The description and the course of the plague that ravaged Athens have an almost uncanny similarity with accounts of other pandemics, and just as every reflection on war is a Thucydidean reflection, his description of the Athenian disease was so authoritative that it can even serve as a model for plagues in general—one is almost inclined to read a type of pandemic simulation, a demonstration of the typical course of an unrestrained proliferating plague. (124–129) Of particular interest: The concrete symptoms of the disease, which Thucydides describes, do not paint a clear picture, and to this day it is uncertain which pathogen killed one quarter of all Athenian citizens. This descriptive ambiguity and stylization allow every age to identify precisely the disease that was most threatening to them: smallpox, measles, typhus, bubonic or pneumonic plague, ergotism, leptospirosis, ebola, or influenza are just a few of the roughly thirty diseases that have been read within it at different times—and an interpretation as a variant of SARS-CoV-2 is still to be expected or has perhaps already happened. Especially associations with the so-called Spanish flu and the different forms of the plague were put forward time and again. Endemic disease phenomena have ever since been read in the mirror of the Plague of Athens: Lucretius’ atomistic explanation of epidemics in De rerum natura (1st century BC), Daniel Defoe’s A Journal of the Plague Year (1722) about the devastating plague in London, and also Albert Camus’ The Plague (1947) refer back to Thucydides. The fact that the disease of Athens could become such a »universal plague« is not only owed to the vagueness of the medical symptom situation or to Thucydides’ perspectival description, but also because he observed the individual and societal reactions to sickness so precisely: the density and shortage of housing for the lower classes, migration flows across the country and into the cities, rampant fear and irrationality, lacking or delayed policies for dealing with the disease—for instance, the burial of the dead and isolation of the sick—linguistic misunderstandings, medical misdiagnoses, economic, hygienic, religious, political, and discursive follow-up problems, the highly affected medical personnel, and too much partying as opposed to withdrawing—all of this was already chronicled in Thucydides’ representation of this endemic.
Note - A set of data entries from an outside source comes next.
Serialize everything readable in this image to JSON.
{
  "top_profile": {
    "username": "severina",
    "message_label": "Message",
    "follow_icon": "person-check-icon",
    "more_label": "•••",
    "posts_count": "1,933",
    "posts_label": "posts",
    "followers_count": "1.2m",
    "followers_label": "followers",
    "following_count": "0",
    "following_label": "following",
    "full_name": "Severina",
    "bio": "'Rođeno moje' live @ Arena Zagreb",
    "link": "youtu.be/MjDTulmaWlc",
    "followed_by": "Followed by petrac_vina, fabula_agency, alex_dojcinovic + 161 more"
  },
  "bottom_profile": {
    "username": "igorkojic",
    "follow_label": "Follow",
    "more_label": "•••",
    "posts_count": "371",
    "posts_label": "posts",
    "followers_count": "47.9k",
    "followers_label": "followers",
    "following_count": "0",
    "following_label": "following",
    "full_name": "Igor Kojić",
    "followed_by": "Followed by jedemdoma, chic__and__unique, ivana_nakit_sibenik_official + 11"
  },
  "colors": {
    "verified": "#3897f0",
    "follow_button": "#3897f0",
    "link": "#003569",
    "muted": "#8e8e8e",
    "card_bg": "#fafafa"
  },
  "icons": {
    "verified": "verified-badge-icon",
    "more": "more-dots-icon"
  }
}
In The Peloponnesian War Thucydides provides a description of a plague with an unconscious or explicit reference to reflection on endemic or pandemic disease phenomena; in a way, his representation is not historical, rather it forms a kind of origin myth of the human fear of pandemics, similar to how Sigmund Freud turned the events between Oedipus and his parents into a scientific reference myth of intergenerational conflicts. Every cultural science, sociological, or sociopolitical text on COVID-19 currently published in the daily papers is an indirect descendant of Thucydides’ description of the Plague of Athens.